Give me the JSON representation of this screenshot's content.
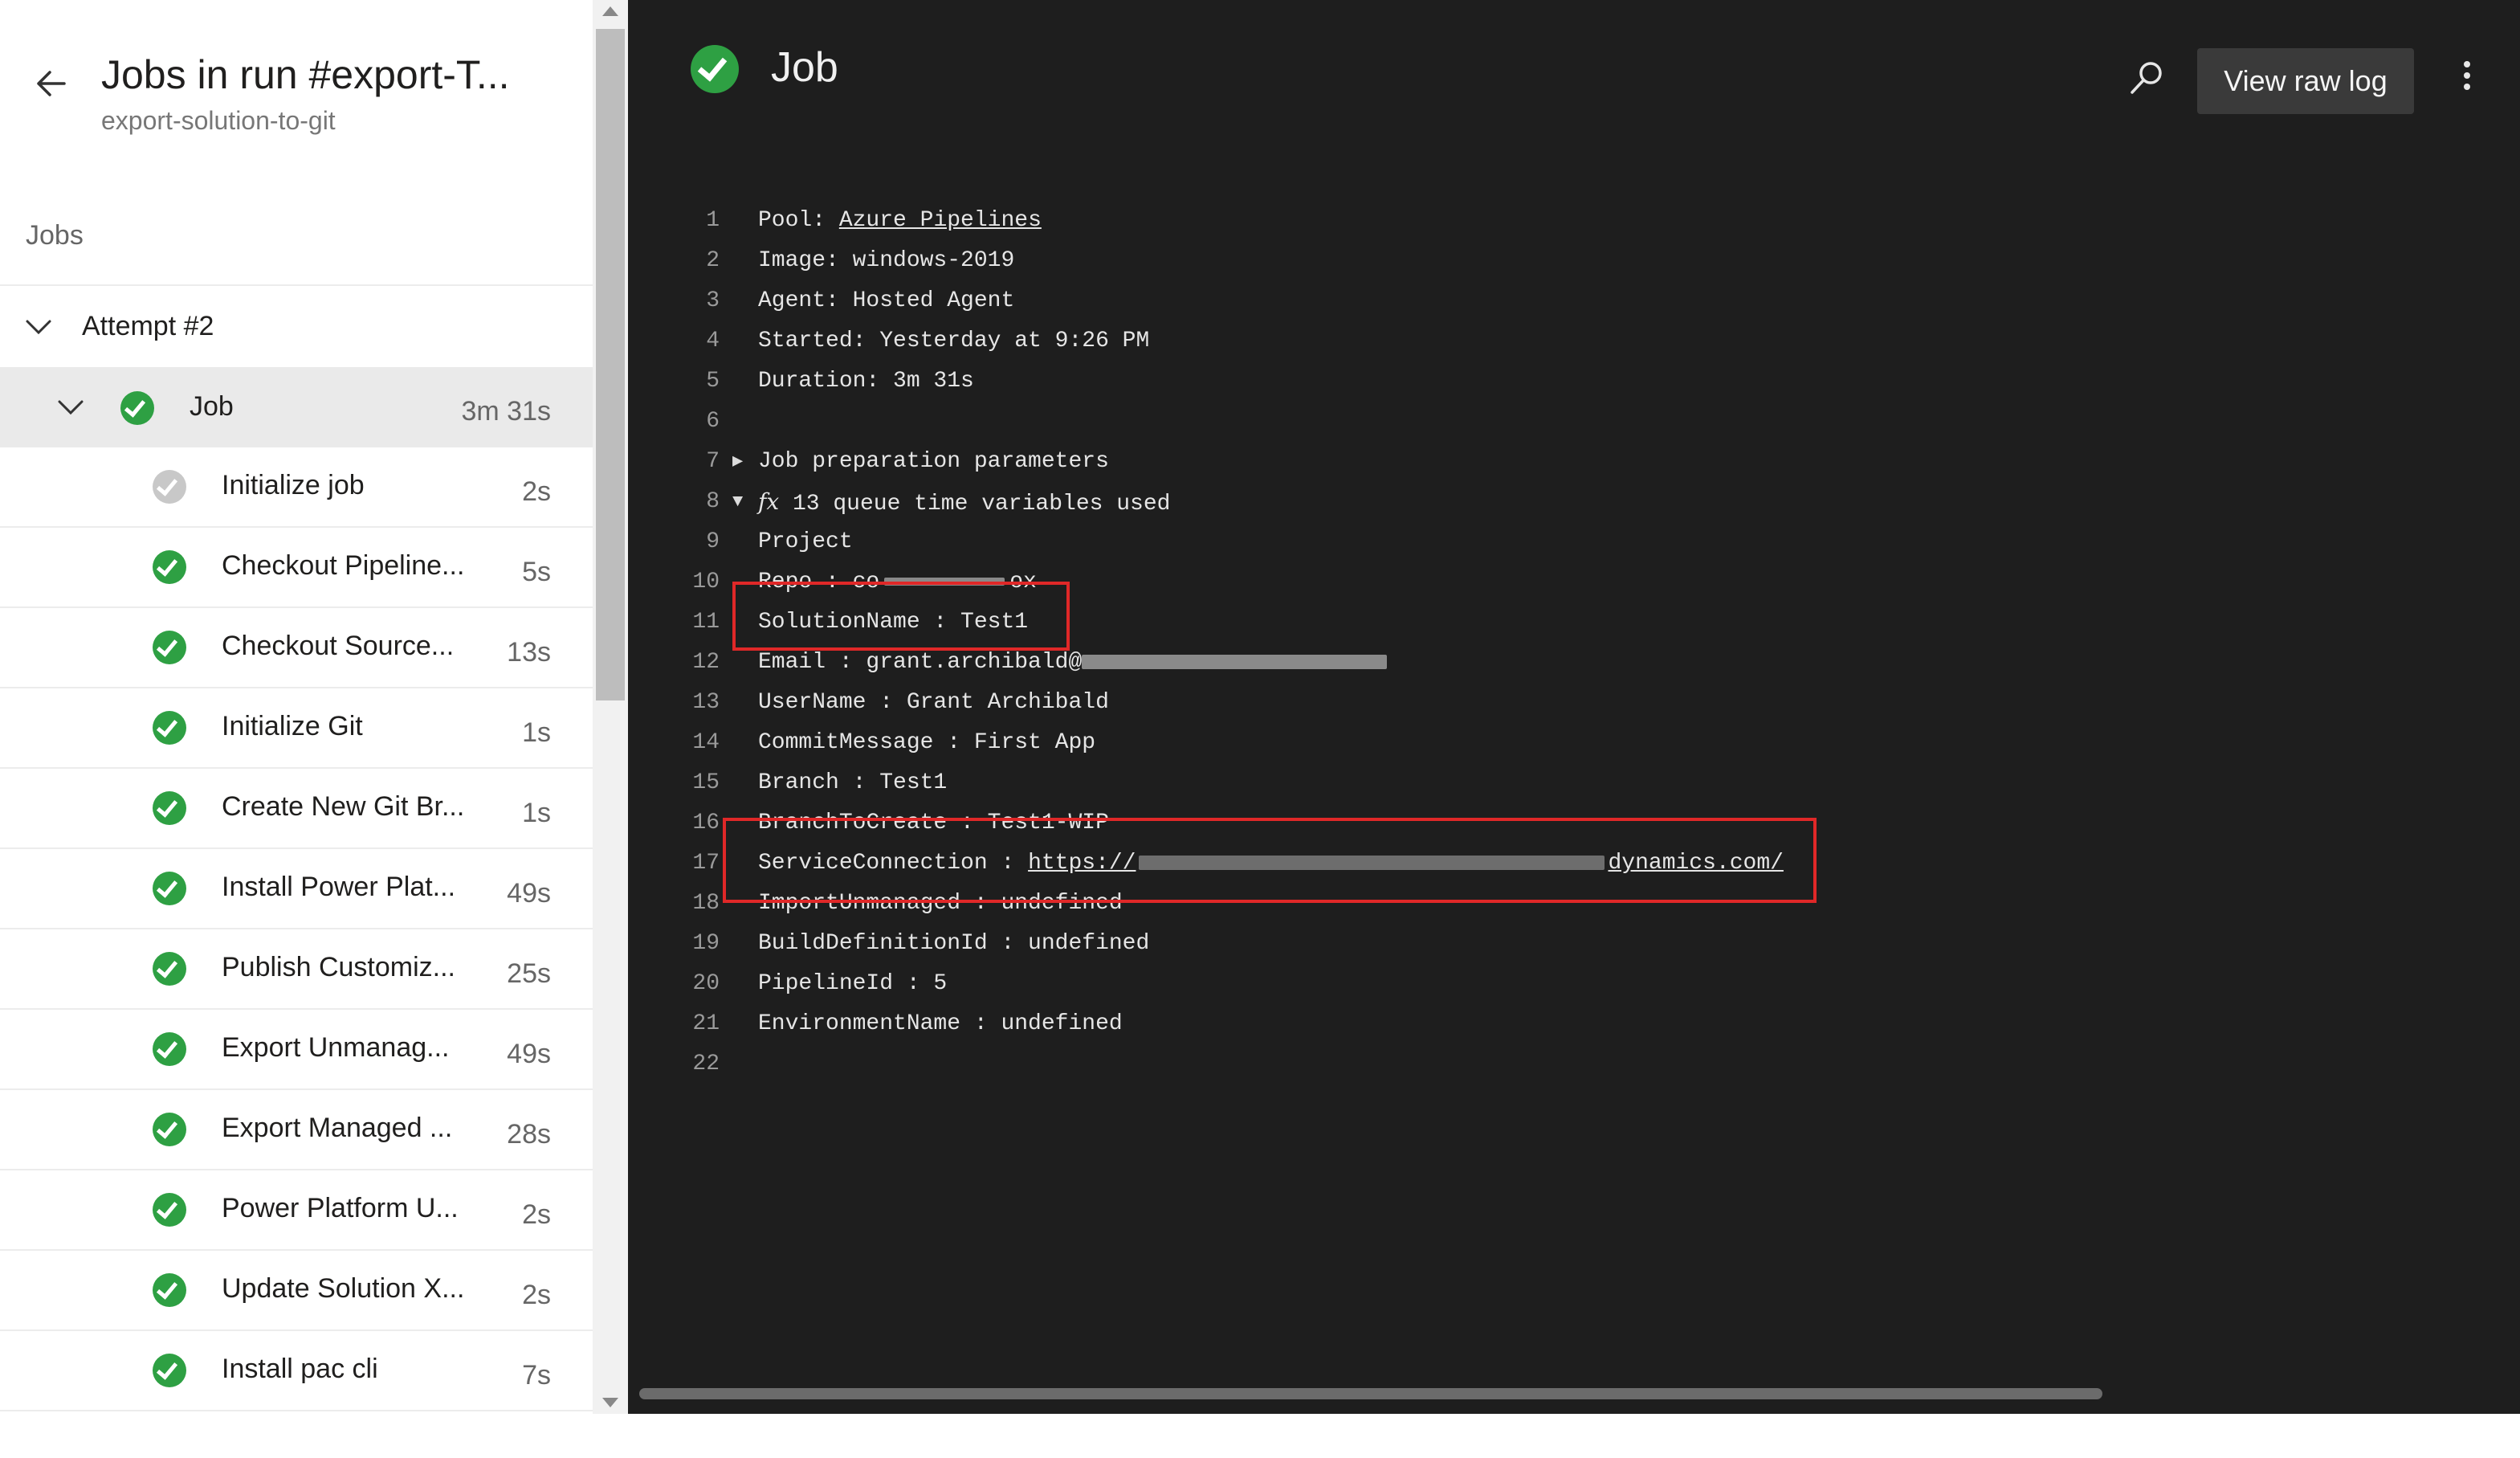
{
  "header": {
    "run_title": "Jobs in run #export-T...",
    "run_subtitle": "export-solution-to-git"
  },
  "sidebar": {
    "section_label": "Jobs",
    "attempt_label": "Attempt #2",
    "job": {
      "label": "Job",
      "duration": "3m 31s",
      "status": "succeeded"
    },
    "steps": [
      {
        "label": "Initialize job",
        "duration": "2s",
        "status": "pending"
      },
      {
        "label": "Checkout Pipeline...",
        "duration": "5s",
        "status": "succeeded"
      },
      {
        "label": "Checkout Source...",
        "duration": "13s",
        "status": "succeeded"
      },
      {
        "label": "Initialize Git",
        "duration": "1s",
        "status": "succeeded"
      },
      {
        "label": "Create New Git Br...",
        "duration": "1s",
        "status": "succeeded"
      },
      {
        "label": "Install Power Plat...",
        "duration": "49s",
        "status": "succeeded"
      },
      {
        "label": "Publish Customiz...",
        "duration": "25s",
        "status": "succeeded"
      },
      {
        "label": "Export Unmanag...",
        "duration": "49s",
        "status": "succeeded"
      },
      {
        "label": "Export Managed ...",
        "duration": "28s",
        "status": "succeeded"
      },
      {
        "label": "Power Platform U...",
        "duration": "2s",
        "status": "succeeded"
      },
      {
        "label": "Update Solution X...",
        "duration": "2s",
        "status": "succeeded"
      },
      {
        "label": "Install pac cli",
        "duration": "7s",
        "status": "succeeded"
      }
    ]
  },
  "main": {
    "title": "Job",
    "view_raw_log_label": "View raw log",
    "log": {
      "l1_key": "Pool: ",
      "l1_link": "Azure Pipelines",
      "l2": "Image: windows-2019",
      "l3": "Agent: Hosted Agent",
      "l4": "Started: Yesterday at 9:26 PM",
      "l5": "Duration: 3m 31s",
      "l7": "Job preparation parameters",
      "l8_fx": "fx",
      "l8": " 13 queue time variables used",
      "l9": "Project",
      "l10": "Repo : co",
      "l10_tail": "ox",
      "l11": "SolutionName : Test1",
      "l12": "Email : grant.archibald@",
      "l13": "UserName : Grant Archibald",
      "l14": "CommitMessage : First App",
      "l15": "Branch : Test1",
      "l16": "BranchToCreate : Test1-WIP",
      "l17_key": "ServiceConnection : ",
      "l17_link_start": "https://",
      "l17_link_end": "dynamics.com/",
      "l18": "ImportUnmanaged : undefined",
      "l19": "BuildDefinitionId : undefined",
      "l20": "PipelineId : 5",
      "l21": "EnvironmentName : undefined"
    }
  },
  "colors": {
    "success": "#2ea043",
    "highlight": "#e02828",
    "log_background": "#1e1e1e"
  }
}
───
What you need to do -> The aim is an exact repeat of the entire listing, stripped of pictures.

Written response ->
Give me the JSON representation of this screenshot's content.
{
  "header": {
    "run_title": "Jobs in run #export-T...",
    "run_subtitle": "export-solution-to-git"
  },
  "sidebar": {
    "section_label": "Jobs",
    "attempt_label": "Attempt #2",
    "job": {
      "label": "Job",
      "duration": "3m 31s",
      "status": "succeeded"
    },
    "steps": [
      {
        "label": "Initialize job",
        "duration": "2s",
        "status": "pending"
      },
      {
        "label": "Checkout Pipeline...",
        "duration": "5s",
        "status": "succeeded"
      },
      {
        "label": "Checkout Source...",
        "duration": "13s",
        "status": "succeeded"
      },
      {
        "label": "Initialize Git",
        "duration": "1s",
        "status": "succeeded"
      },
      {
        "label": "Create New Git Br...",
        "duration": "1s",
        "status": "succeeded"
      },
      {
        "label": "Install Power Plat...",
        "duration": "49s",
        "status": "succeeded"
      },
      {
        "label": "Publish Customiz...",
        "duration": "25s",
        "status": "succeeded"
      },
      {
        "label": "Export Unmanag...",
        "duration": "49s",
        "status": "succeeded"
      },
      {
        "label": "Export Managed ...",
        "duration": "28s",
        "status": "succeeded"
      },
      {
        "label": "Power Platform U...",
        "duration": "2s",
        "status": "succeeded"
      },
      {
        "label": "Update Solution X...",
        "duration": "2s",
        "status": "succeeded"
      },
      {
        "label": "Install pac cli",
        "duration": "7s",
        "status": "succeeded"
      }
    ]
  },
  "main": {
    "title": "Job",
    "view_raw_log_label": "View raw log",
    "log": {
      "l1_key": "Pool: ",
      "l1_link": "Azure Pipelines",
      "l2": "Image: windows-2019",
      "l3": "Agent: Hosted Agent",
      "l4": "Started: Yesterday at 9:26 PM",
      "l5": "Duration: 3m 31s",
      "l7": "Job preparation parameters",
      "l8_fx": "fx",
      "l8": " 13 queue time variables used",
      "l9": "Project",
      "l10": "Repo : co",
      "l10_tail": "ox",
      "l11": "SolutionName : Test1",
      "l12": "Email : grant.archibald@",
      "l13": "UserName : Grant Archibald",
      "l14": "CommitMessage : First App",
      "l15": "Branch : Test1",
      "l16": "BranchToCreate : Test1-WIP",
      "l17_key": "ServiceConnection : ",
      "l17_link_start": "https://",
      "l17_link_end": "dynamics.com/",
      "l18": "ImportUnmanaged : undefined",
      "l19": "BuildDefinitionId : undefined",
      "l20": "PipelineId : 5",
      "l21": "EnvironmentName : undefined"
    }
  },
  "colors": {
    "success": "#2ea043",
    "highlight": "#e02828",
    "log_background": "#1e1e1e"
  }
}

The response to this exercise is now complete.